The melting point

  • Published
  • By Tech. Sgt. Clifton Pegee
  • 49th Aircraft Maintenance Squadron training manager
The Fourth of July is a time of great celebration. People have a jubilant time with friends and family, enjoying good food and time off from work.

Just before Independence Day weekend, we always get the safety briefing about not drinking and driving, being a wingman, and handling fireworks safely.

However, you rarely hear any type of briefings about grill safety. A grilling incident that happened to me during a past Fourth of July weekend almost cost me my life.

I was cooking using a charcoal and a gas grill. I was using the gas grill for hamburgers and bratwursts, and I was using the charcoal grill for ribs. The two grills were evenly spaced out; a configuration I often use to expedite the cooking process when I have large gatherings.

The gas grill was given to me by some friends who were making a permanent change of station move. Although it was old, I had cleaned it out when I first got it and made sure it worked properly. In fact, before that day, I had used it several times without any problems.

I was down to the last six burgers (The charcoal grill was in cool down) and I turned off a couple of the burners on the gas grill. I went inside the house to mingle with the guests and get something to drink.

The grill was left unattended for less than five minutes, but when I returned to flip the burgers, I noticed that the can of grilling spray on the right side of the grill was melted. The oil inside the spray can had leaked out and was all over the ground. The container of seasoning salt had melted as well.

I opened the lid of the grill and I immediately felt an intensive heat I had never felt before. As the lid went into the open position, the lid came off at the left attachment point and fell over the back with the right attachment point barely holding the lid.

I then turned off all the burners. The burgers were charcoal black - to the point where some of them were turning into ash. I opened the bottom compartment and nearly burned myself trying to turn off the gas.

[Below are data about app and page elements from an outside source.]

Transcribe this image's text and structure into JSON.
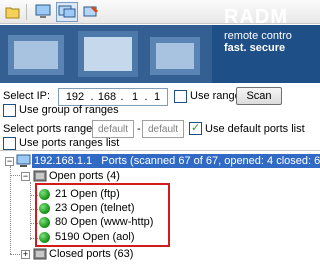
{
  "toolbar": {
    "icons": [
      "open-folder-icon",
      "network-scan-icon",
      "remote-control-icon",
      "tools-icon"
    ]
  },
  "banner": {
    "title": "RADM",
    "subtitle": "remote contro",
    "tagline": "fast. secure"
  },
  "scan": {
    "select_ip_label": "Select IP:",
    "ip": [
      "192",
      "168",
      "1",
      "1"
    ],
    "use_range_label": "Use range",
    "scan_button": "Scan",
    "use_group_label": "Use group of ranges",
    "ports_range_label": "Select ports range:",
    "port_from_placeholder": "default",
    "port_to_placeholder": "default",
    "use_default_ports_label": "Use default ports list",
    "use_ports_ranges_label": "Use ports ranges list",
    "use_range_checked": false,
    "use_group_checked": false,
    "use_default_ports_checked": true,
    "use_ports_ranges_checked": false
  },
  "tree": {
    "host": "192.168.1.1",
    "host_summary": "Ports (scanned 67 of 67, opened: 4 closed: 63)",
    "open_ports_label": "Open ports (4)",
    "open_ports": [
      "21 Open (ftp)",
      "23 Open (telnet)",
      "80 Open (www-http)",
      "5190 Open (aol)"
    ],
    "closed_ports_label": "Closed ports (63)"
  }
}
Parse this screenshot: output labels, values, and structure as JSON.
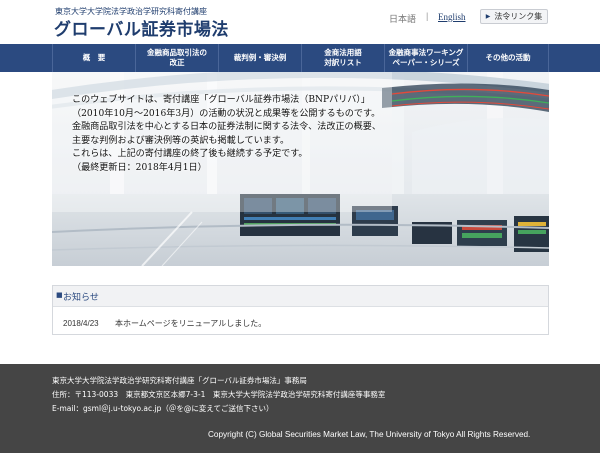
{
  "header": {
    "subtitle": "東京大学大学院法学政治学研究科寄付講座",
    "title": "グローバル証券市場法",
    "lang_ja": "日本語",
    "lang_separator": "|",
    "lang_en": "English",
    "links_button": "法令リンク集",
    "links_button_icon": "caret-right-icon"
  },
  "nav": {
    "items": [
      {
        "label": "概　要"
      },
      {
        "label": "金融商品取引法の\n改正"
      },
      {
        "label": "裁判例・審決例"
      },
      {
        "label": "金商法用語\n対訳リスト"
      },
      {
        "label": "金融商事法ワーキング\nペーパー・シリーズ"
      },
      {
        "label": "その他の活動"
      }
    ]
  },
  "hero": {
    "lines": [
      "このウェブサイトは、寄付講座「グローバル証券市場法（BNPパリバ）」",
      "（2010年10月～2016年3月）の活動の状況と成果等を公開するものです。",
      "金融商品取引法を中心とする日本の証券法制に関する法令、法改正の概要、",
      "主要な判例および審決例等の英訳も掲載しています。",
      "これらは、上記の寄付講座の終了後も継続する予定です。",
      "（最終更新日：2018年4月1日）"
    ]
  },
  "notice": {
    "title": "お知らせ",
    "items": [
      {
        "date": "2018/4/23",
        "text": "本ホームページをリニューアルしました。"
      }
    ]
  },
  "footer": {
    "line1": "東京大学大学院法学政治学研究科寄付講座「グローバル証券市場法」事務局",
    "line2": "住所：〒113-0033　東京都文京区本郷7-3-1　東京大学大学院法学政治学研究科寄付講座等事務室",
    "line3": "E-mail：gsml＠j.u-tokyo.ac.jp（＠を@に変えてご送信下さい）",
    "copyright": "Copyright (C) Global Securities Market Law, The University of Tokyo All Rights Reserved."
  },
  "colors": {
    "brand_navy": "#1f3d6e",
    "nav_bg": "#2b4a80",
    "footer_bg": "#454545"
  }
}
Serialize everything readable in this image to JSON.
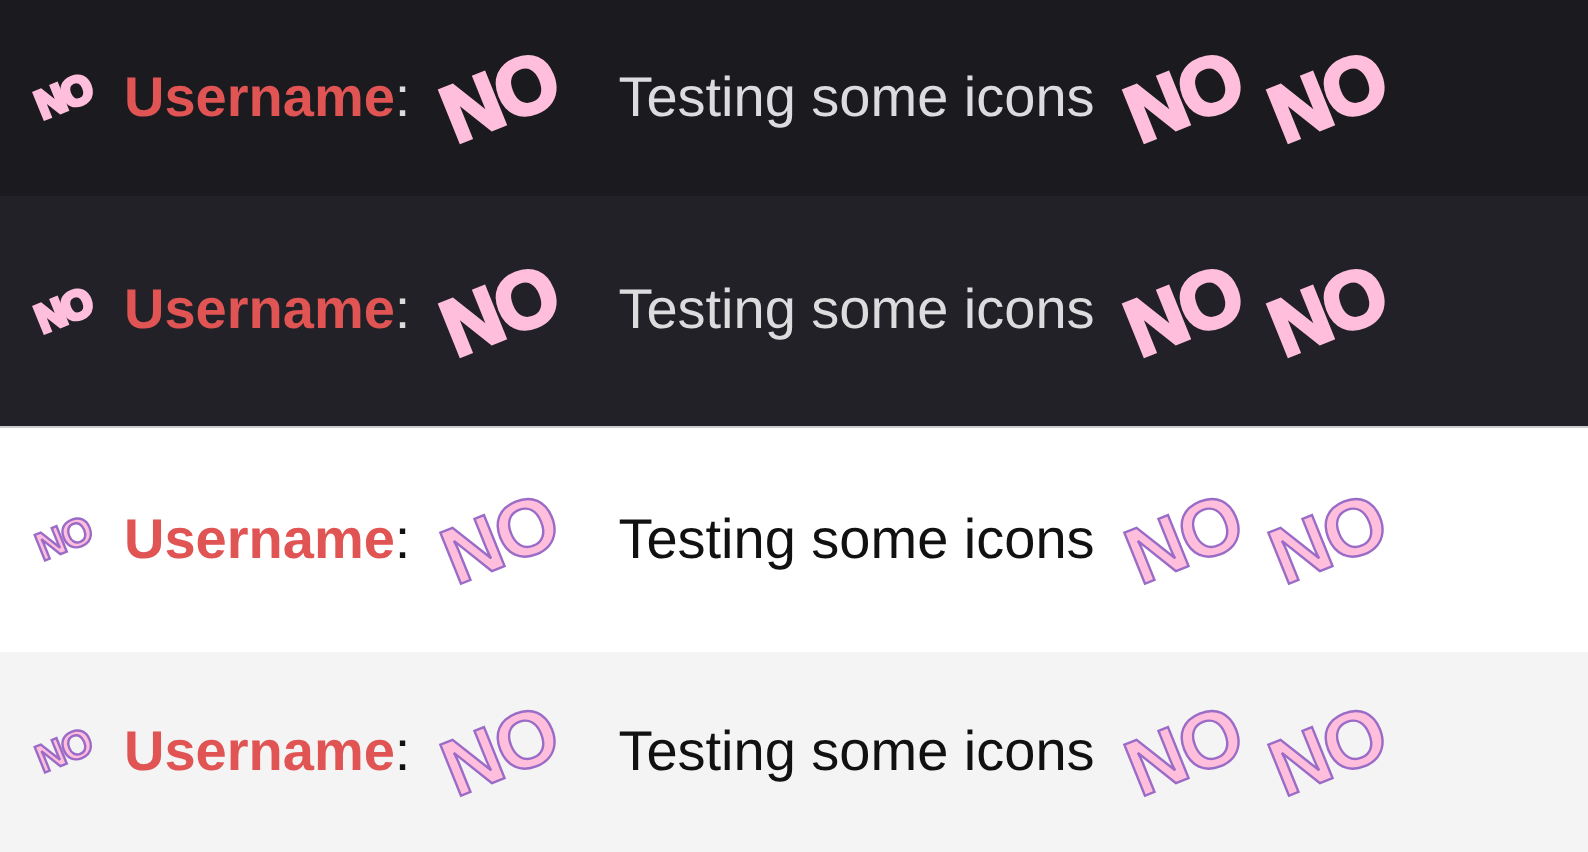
{
  "rows": [
    {
      "kind": "dark",
      "segments": [
        {
          "kind": "small-emoji",
          "text": "NO"
        },
        {
          "kind": "username",
          "text": "Username"
        },
        {
          "kind": "colon",
          "text": ":"
        },
        {
          "kind": "emoji",
          "text": "NO"
        },
        {
          "kind": "message",
          "text": "Testing some icons"
        },
        {
          "kind": "emoji",
          "text": "NO"
        },
        {
          "kind": "emoji",
          "text": "NO"
        }
      ]
    },
    {
      "kind": "darker",
      "segments": [
        {
          "kind": "small-emoji",
          "text": "NO"
        },
        {
          "kind": "username",
          "text": "Username"
        },
        {
          "kind": "colon",
          "text": ":"
        },
        {
          "kind": "emoji",
          "text": "NO"
        },
        {
          "kind": "message",
          "text": "Testing some icons"
        },
        {
          "kind": "emoji",
          "text": "NO"
        },
        {
          "kind": "emoji",
          "text": "NO"
        }
      ]
    },
    {
      "kind": "light",
      "segments": [
        {
          "kind": "small-emoji",
          "text": "NO"
        },
        {
          "kind": "username",
          "text": "Username"
        },
        {
          "kind": "colon",
          "text": ":"
        },
        {
          "kind": "emoji",
          "text": "NO"
        },
        {
          "kind": "message",
          "text": "Testing some icons"
        },
        {
          "kind": "emoji",
          "text": "NO"
        },
        {
          "kind": "emoji",
          "text": "NO"
        }
      ]
    },
    {
      "kind": "gray",
      "segments": [
        {
          "kind": "small-emoji",
          "text": "NO"
        },
        {
          "kind": "username",
          "text": "Username"
        },
        {
          "kind": "colon",
          "text": ":"
        },
        {
          "kind": "emoji",
          "text": "NO"
        },
        {
          "kind": "message",
          "text": "Testing some icons"
        },
        {
          "kind": "emoji",
          "text": "NO"
        },
        {
          "kind": "emoji",
          "text": "NO"
        }
      ]
    }
  ]
}
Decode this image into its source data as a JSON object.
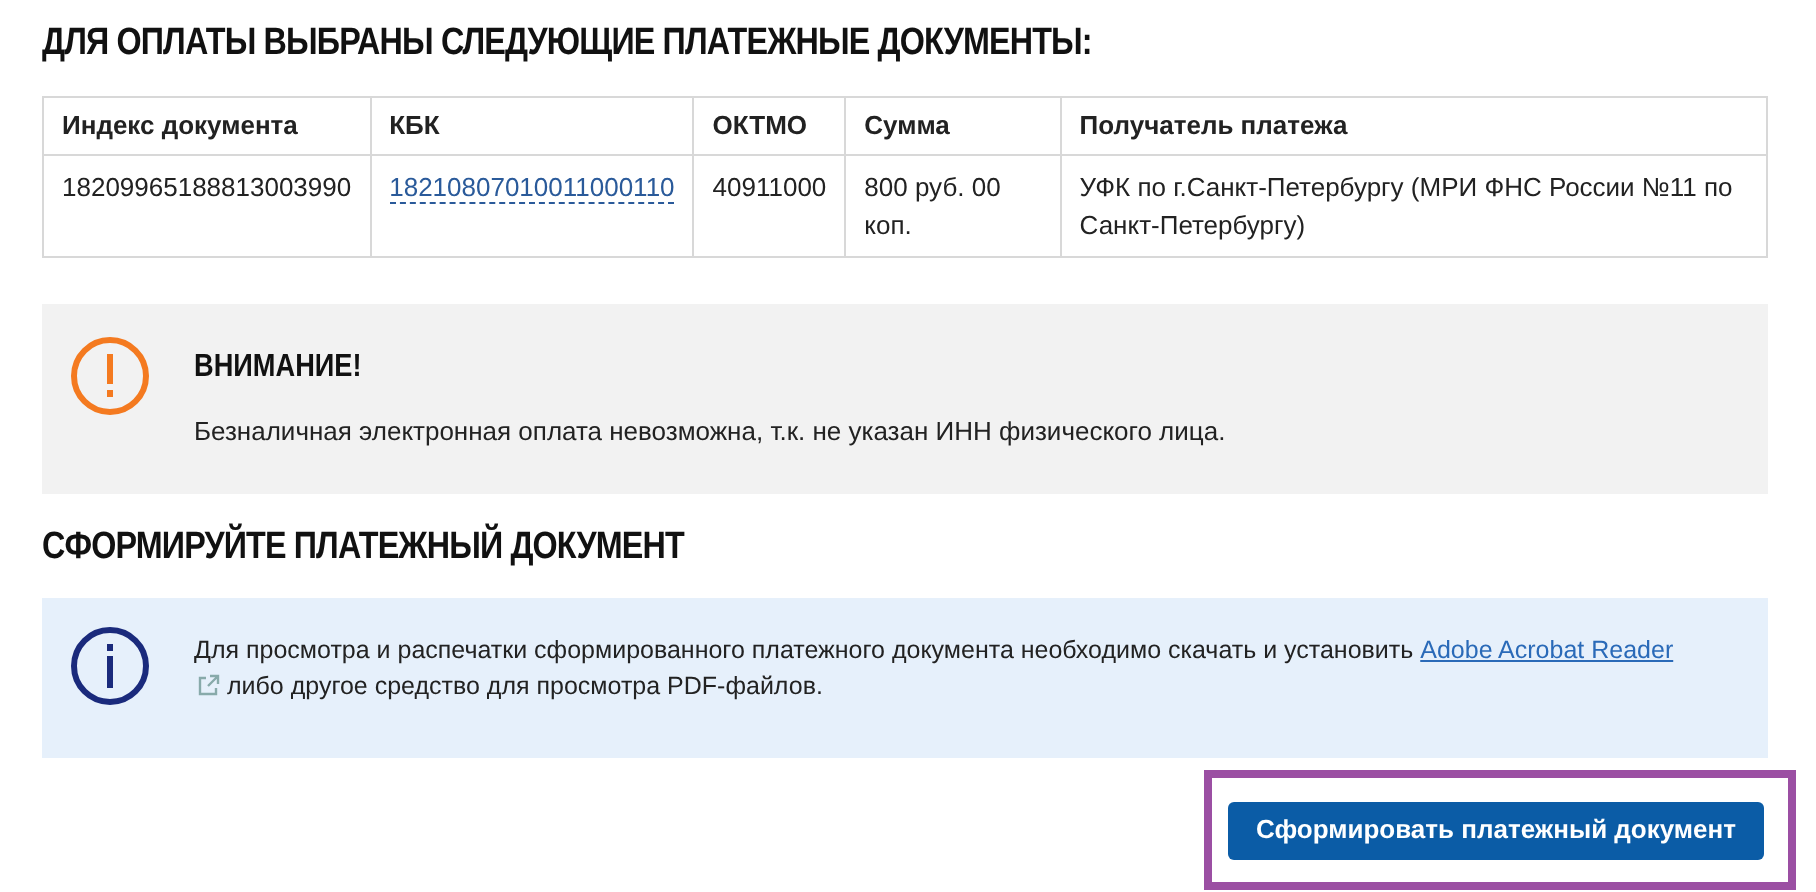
{
  "selected_heading": "ДЛЯ ОПЛАТЫ ВЫБРАНЫ СЛЕДУЮЩИЕ ПЛАТЕЖНЫЕ ДОКУМЕНТЫ:",
  "table": {
    "columns": [
      "Индекс документа",
      "КБК",
      "ОКТМО",
      "Сумма",
      "Получатель платежа"
    ],
    "rows": [
      [
        {
          "text": "18209965188813003990",
          "kind": "text"
        },
        {
          "text": "18210807010011000110",
          "kind": "link"
        },
        {
          "text": "40911000",
          "kind": "text"
        },
        {
          "text": "800 руб. 00 коп.",
          "kind": "text"
        },
        {
          "text": "УФК по г.Санкт-Петербургу (МРИ ФНС России №11 по Санкт-Петербургу)",
          "kind": "text"
        }
      ]
    ]
  },
  "warning": {
    "title": "ВНИМАНИЕ!",
    "text": "Безналичная электронная оплата невозможна, т.к. не указан ИНН физического лица."
  },
  "form_heading": "СФОРМИРУЙТЕ ПЛАТЕЖНЫЙ ДОКУМЕНТ",
  "info": {
    "text_before": "Для просмотра и распечатки сформированного платежного документа необходимо скачать и установить ",
    "link": "Adobe Acrobat Reader",
    "text_after": " либо другое средство для просмотра PDF-файлов."
  },
  "button": {
    "label": "Сформировать платежный документ",
    "highlighted": true
  }
}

I then noticed the drip pan above the gas tank was on fire. I immediately took my garden hose and lightly sprayed water to put the fire out.

It then dawned on me that this could have been a fatal accident since my gas grill was right next to the outside window of my den area.

My friend stopped me from disconnecting the gas; as he said that the gas bottle was still pressurized and to wait until the grill has completely cooled down to remove it.

How did this happen? I have left salt shakers and other things on the sides of the gas grill before and they never burned up. Perhaps when the spray leaked it ran down into the gas grill augmenting the flames. Maybe the thermometer on the gas-grill lid was broken, giving me a wrong indication.

The good news is the crisis was averted with some quick thinking and concentrated action. The guests didn't even know what had happened and I didn't tell them - to prevent panic. It also motivated me to write about the incident, so the same thing or something worse doesn't happen when you use a gas grill.

If you use a gas grill or plan to buy one, here are some safety tips to contemplate:

· Make sure the thermometer on the grill reads properly and that the grill has a safety bypass to prevent overheating. Most newer gas grills have this feature, older ones like mine may not.

· Check the rubber gas line for leaks, cuts or breakage. You should also do this for the gas bottle as well. This is imperative when dealing with older or used gas grills. If you condemn your gas grill, make sure to cut the line so others will not be able use it. If you suspect leakage, do not commit an action that would create a spark or flame!

· Ever so often, take out the actual grills and clean them. Inspect the gas ports and ensure there is no type of blockage.

· For any type of outdoor grill, have a fire extinguisher nearby. Grill flames can quickly spiral out of control, becoming a mini inferno.

· Wear appropriate clothing and personal protective equipment, such as fire resistant gloves, safety glasses and goggles. It will save your life and prevent injury, especially if you have to respond to a grill fire.

Hopefully this has been a reminder of how dangerous gas grills can be. Remember that accidents can strike at any time and do not discriminate. Let us all enjoy the summer with great food, great company, and great safety awareness.